Here are some posts that include videos from Dan Mitchell:
In this post I have gathered several videos from the Cato Institute concerning the subject of failed stimulus plans. _____ Government Spending Doesn’t Create Jobs Uploaded by catoinstitutevideo on Sep 7, 2011 Share this on Facebook: http://on.fb.me/qnjkn9 Tweet it: http://tiny.cc/o9v9t In the debate of job creation and how best to pursue it as a policy […]
Balanced Budget Amendment the answer? Boozman says yes, Pryor no, Part 28 (Input from Norm Coleman, former Republican Senator from MN)
It’s Simple to Balance The Budget Without Higher Taxes Steve Brawner in his article “Safer roads and balanced budgets,” Arkansas News Bureau, April 13, 2011, noted: The disagreement is over the solutions — on what spending to cut; what taxes to raise (basically none ever, according to Boozman); whether or not to enact a […]
Dan Mitchell did a great article concerning the affect of raising taxes in these two areas and horrible results: How Can Obama Look at these Two Charts and Conclude that America Should Have Higher Double Taxation of Dividends and Capital Gains? Posted by Daniel J. Mitchell As discussed yesterday, the most important number in Obama’s […]
Tax Havens: Myths vs. Facts
Uploaded by afq2007 on Dec 1, 2008

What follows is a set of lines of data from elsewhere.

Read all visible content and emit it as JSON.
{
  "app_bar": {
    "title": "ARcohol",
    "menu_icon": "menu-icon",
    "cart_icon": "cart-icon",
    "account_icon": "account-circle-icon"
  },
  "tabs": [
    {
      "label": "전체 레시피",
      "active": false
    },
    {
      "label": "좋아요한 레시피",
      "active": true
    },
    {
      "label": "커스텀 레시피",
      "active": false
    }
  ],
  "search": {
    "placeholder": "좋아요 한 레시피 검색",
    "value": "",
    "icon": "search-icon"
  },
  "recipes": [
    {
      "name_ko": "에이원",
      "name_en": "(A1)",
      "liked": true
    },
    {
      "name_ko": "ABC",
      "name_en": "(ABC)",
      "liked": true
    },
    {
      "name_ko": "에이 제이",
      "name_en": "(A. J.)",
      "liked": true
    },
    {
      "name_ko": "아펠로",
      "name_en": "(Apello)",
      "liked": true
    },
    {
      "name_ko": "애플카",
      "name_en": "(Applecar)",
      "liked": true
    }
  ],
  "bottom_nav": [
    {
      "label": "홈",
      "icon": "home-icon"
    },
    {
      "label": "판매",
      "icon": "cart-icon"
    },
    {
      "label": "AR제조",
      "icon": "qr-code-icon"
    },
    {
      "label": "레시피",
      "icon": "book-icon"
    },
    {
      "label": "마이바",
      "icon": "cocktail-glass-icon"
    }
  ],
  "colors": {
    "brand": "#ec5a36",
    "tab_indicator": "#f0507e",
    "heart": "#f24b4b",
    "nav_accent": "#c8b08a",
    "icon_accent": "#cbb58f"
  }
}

The Center for Freedom and Prosperity Foundation has produced videos showing the economic and moral benefits of so-called tax havens. This final video in the three-part series addresses some of the most common myths put forth by politicians from high-tax nations. Using academic research and data from international organizations, the video shows that the most common attacks made against low-tax jurisdictions are empty demagoguery.